Computer Engineering
Computer technology has advanced dramatically over the past ten years.

Technology has advanced from computers the size of a room that can only perform
one particular task, to personal computers (PCís) that will fit on a desk and
perform multiple tasks. Understanding computers and their programs and being
able to apply that knowledge is very important in todayís workplace.

Engineering is a field that requires an extensive background in computer
technology. Future engineers will benefit dramatically from having a strong
background in computer technology. In order to understand why computers are
important, we have to understand what a computer is and what it does. A computer
is a device capable of performing a series of calculations or logical operations
without human intervention. The computer is characterized by the number and
complexity of operations it can perform and by its ability to process, store,
and retrieve data ("Computers" 1). The development of computers began in the

19th century by British mathematician Charles Babbage (Eadie 3). Babbage
designed, but did not build, a mechanical digital device capable of processing
information as a modern computer does (4). In 1930 American scientist Vannevar

Bush built a mechanically operated device, called a differential analyzer (4).

It was the first general-purpose analog computer. Analog computers will be
discussed later in this paper. The first information-processing digital computer
actually built was the Automatic Sequence Controlled Calculator, or Mark I
computer (4). Completed in 1944, this electromechanical device was designed by

American engineer Howard Aiken (5). In 1946 the Electronic Numerical Integrator
and Computer, or ENIAC, was put into operation (5). Using thousands of electron
tubes, it was the first electronic digital computer. In the late 1950s
transistors replaced electron tubes in computers, allowing a reduction in the
size and power consumption of computer components (5). In the 1960s hybrid
computers were tried that connected analog computers to digital ones. Later
integrated circuits were developed that allowed further reduction in component
size and increase in reliability. The introduction of a relatively easy to use

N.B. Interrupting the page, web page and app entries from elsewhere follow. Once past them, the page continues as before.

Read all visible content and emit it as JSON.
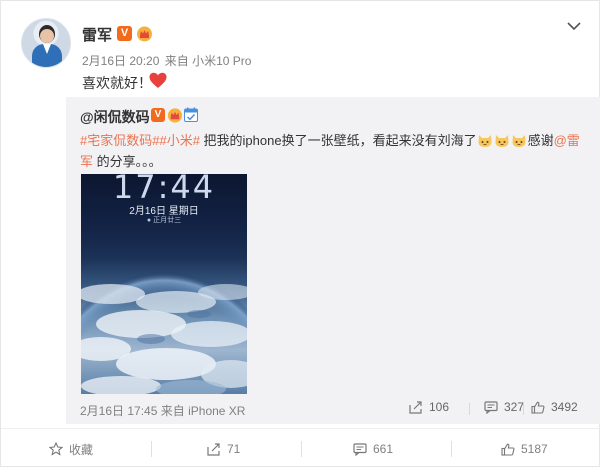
{
  "post": {
    "author": "雷军",
    "verified_badge": "V",
    "time": "2月16日 20:20",
    "source_prefix": "来自",
    "source": "小米10 Pro",
    "text": "喜欢就好！",
    "icons": {
      "heart": "red-heart-icon",
      "crown": "crown-icon",
      "more": "chevron-down-icon"
    }
  },
  "repost": {
    "author": "@闲侃数码",
    "verified_badge": "V",
    "tags": "#宅家侃数码##小米#",
    "text_1": " 把我的iphone换了一张壁纸，看起来没有刘海了",
    "text_2": "感谢",
    "mention": "@雷军",
    "text_3": " 的分享。。。",
    "image": {
      "time": "17:44",
      "date": "2月16日 星期日",
      "lunar": "● 正月廿三"
    },
    "time": "2月16日 17:45",
    "source_prefix": "来自",
    "source": "iPhone XR",
    "reposts": "106",
    "comments": "327",
    "likes": "3492"
  },
  "actions": {
    "collect": "收藏",
    "repost": "71",
    "comment": "661",
    "like": "5187"
  },
  "colors": {
    "link": "#eb7350",
    "badge": "#f26a1b",
    "repost_bg": "#f2f2f5"
  }
}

PC in 1981 began a period in the rapid growth of the computer industry. The
computer industry is still thriving today with the introduction of faster
processors such as the Pentium II and now the Pentium III, high tech printers,
scanners, and of course the Internet. There are two types of computers, analog
and digital. An analog computer is designed to process data in which the
variable quantities vary continuously; it translates the relationships between
the variables of a problem into analogous relationships between electrical
quantities, such as current and voltage, and solves the original problem by
solving the equivalent problem, or analog, that is set up in its electrical
circuits (Eadie 9). Because of this feature, analog computers are useful in the
simulation and evaluation of certain complex situations. Analog computers do not
play a role in engineering today, but without the introduction of analog
computers PCís would not be what they are today. Digital computers are
referred to as PCís. PCís are used everyday in the workplace, at school, and
at home. Many programs can be accessed and loaded into a digital computer. Most
technical jobs, including engineering, require experience and understanding of

PCís and the programs that are related to the field in which the PC is being
used. A digital computer is designed to process data in numerical form; its
circuits perform mathematical operations of addition, subtraction,
multiplication, and division. The numbers operated on by a digital computer are
expressed in the binary system. Binary digits, which are also known as bits, are

0 and 1, so that 0, 1, 10, 11, 100, 101, etc. correspond to 0, 1, 2, 3, 4, 5,
etc. A series of eight bits, called a "byte", is the basic data unit of
computers. A digital computer can store the results of its calculations for
later use, can compare the results with other data, and on the basis of such
comparisons can change the series of operations it performs ("Computers" 2).

PCís would not be useful if it were not for the information that we enter into
them. Input to a computer can come directly from people. Human beings can
directly communicate with the computer terminals, entering instructions and data
by means of keyboards or by using a mouse and receiving the information through
a printer. Entering data into a computer can be extremely complicated for
someone who is not experienced in downloading. In engineering understanding how
to download a program is not as important as knowing how to run a program
unless, of course, you are planning a career in computer engineering. When the
necessary programs are loaded into